Erguven’s movie about five sisters coming of age and dealing with the repressive society of rural Turkey was nominated for Best Foreign Film at the Oscars this year, but didn’t win. I’m cool with both of those things, actually. Mustang is a solid, often quite gripping movie anchored by a really great ensemble cast. The movie hinges around an inciting incident that makes the five sisters’ uncle (their parents are dead) realize that the oldest of these young girls is fast approaching the obscenely young age that this culture considers marriageable. It becomes of paramount importance to keep these girls “pure” in every conceivable way. And so the long, baggy dresses come out; the doors are locked; the bars (yes, literal bars) go on the windows; and, painfully quickly, the marriages start to be arranged. The movie then becomes about the efforts of these young women to support each other in a life that is becoming increasingly not worth living. This isn’t an utterly bleak movie as it could easily be; the mustang of the title seems to be, and I know it’s corny, the unquenchable spirit of these girls. But as time ticks on, the five sisters start to fracture, to be separated by circumstances and marriage and ultimately by their ability or inability to deal with the repressive strictures they face. The film doesn’t flinch away from the unhealthy ways the girls begin to act out as they attempt to find some way to create an identity or a reality for themselves in a society and a family dedicated to stripping those things away from them. The cast is quite good. Three of the girls distinguish themselves. Gunes Sensoy plays the youngest daughter and, by consequence of that, the most resilient and strongest of them all, the one the adults simply can’t break; she’s quite brilliant and the moments of real happiness that she finds in the film are really beautiful. Elit Iscan is quite brilliant, incredibly naturalistic even in a cast that is, by and large, verynaturalistic, as the middle girl, the one who meets the restrictions with a sardonic, sarcastic air, but ultimately finds herself driven to act out in increasingly dangerous ways. And Tugbu Sunguroglu is excellent as the next to oldest, the second in line for marriage; the sequence surrounding her marriage and subsequent honeymoon is among the most flabbergasting in the movie in the way that it reveals the unbelievably ridiculous standards women are held to in societies like this one. The uncle character is not particularly well served in the film; I would like to have seen the movie have enough courage to make him something other than a cardboard character whose only purpose is to slam doors and scream at the top of his lungs. And the suddenness of his character change at the beginning of the film isn’t really adequately explained. But these are very minor flaws and it’s hard to criticize the movie for focusing on the five sisters too much and not doing enough to humanize the villain. The movie is very obviously after a lot more than dramatic artistry if you know what I mean and as a piece of propaganda it works to perfection. The last fifteen minutes or so are absolutely heart-in-throat and the final shot is one I won’t forget anytime soon. Mustang is an excellent film, a compelling document of the harsh and absurd realities women still face in much of the world and an eloquently crafted character study as well. 3 ½ stars.

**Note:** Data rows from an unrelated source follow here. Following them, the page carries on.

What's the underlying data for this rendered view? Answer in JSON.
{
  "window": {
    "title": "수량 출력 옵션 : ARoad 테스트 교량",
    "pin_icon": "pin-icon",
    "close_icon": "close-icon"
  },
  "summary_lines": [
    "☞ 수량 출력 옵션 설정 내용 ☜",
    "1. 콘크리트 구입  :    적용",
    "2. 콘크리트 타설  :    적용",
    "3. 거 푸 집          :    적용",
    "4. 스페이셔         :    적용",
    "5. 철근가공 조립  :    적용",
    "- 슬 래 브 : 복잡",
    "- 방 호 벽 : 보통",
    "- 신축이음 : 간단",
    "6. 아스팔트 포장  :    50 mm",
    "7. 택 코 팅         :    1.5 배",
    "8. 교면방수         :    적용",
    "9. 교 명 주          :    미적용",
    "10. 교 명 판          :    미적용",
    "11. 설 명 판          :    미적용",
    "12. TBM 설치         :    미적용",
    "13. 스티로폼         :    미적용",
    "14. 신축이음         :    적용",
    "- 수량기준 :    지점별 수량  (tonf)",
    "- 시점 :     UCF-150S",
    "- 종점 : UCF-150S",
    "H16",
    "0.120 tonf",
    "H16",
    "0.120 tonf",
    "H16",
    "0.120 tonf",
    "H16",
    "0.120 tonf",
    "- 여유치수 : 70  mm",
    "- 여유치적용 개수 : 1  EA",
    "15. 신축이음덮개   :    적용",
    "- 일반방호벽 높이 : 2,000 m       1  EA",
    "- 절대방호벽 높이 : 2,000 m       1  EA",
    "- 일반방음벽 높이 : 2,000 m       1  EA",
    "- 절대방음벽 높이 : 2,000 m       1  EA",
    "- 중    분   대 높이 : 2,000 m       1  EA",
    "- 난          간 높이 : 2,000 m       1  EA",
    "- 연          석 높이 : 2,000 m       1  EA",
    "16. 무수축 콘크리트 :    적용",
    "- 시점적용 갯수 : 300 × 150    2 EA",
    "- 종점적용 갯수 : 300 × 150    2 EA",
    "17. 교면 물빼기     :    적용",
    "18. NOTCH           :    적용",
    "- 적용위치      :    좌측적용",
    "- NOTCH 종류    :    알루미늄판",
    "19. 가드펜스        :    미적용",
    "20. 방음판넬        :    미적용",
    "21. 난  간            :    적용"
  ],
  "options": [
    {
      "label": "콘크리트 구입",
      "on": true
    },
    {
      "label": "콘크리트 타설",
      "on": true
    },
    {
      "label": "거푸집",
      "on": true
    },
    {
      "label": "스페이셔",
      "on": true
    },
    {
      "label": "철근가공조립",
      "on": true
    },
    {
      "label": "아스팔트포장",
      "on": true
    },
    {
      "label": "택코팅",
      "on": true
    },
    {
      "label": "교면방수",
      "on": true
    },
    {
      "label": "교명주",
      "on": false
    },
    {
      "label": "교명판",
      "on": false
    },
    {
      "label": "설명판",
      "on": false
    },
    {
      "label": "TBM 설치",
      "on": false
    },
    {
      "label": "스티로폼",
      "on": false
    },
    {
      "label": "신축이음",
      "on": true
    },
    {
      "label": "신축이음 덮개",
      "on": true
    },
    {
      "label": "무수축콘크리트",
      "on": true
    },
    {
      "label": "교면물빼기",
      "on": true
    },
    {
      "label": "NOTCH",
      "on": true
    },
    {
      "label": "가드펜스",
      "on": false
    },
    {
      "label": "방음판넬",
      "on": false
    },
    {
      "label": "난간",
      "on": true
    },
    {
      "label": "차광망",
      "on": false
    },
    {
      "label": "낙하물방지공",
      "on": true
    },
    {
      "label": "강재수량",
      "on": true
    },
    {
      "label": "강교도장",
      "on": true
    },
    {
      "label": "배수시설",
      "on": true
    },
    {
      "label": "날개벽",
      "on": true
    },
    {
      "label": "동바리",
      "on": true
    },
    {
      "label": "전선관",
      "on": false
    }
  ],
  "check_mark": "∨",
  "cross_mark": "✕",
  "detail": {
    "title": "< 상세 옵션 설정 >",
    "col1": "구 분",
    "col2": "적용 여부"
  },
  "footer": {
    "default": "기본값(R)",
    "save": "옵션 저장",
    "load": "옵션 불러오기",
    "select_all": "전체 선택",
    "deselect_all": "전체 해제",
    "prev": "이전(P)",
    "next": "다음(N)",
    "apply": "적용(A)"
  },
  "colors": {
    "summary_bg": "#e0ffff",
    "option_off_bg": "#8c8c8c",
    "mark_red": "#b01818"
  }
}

tl;dr – film compellingly documents harsh treatment of women in well-characterized and well-performed story of five sisters in rural Turkey.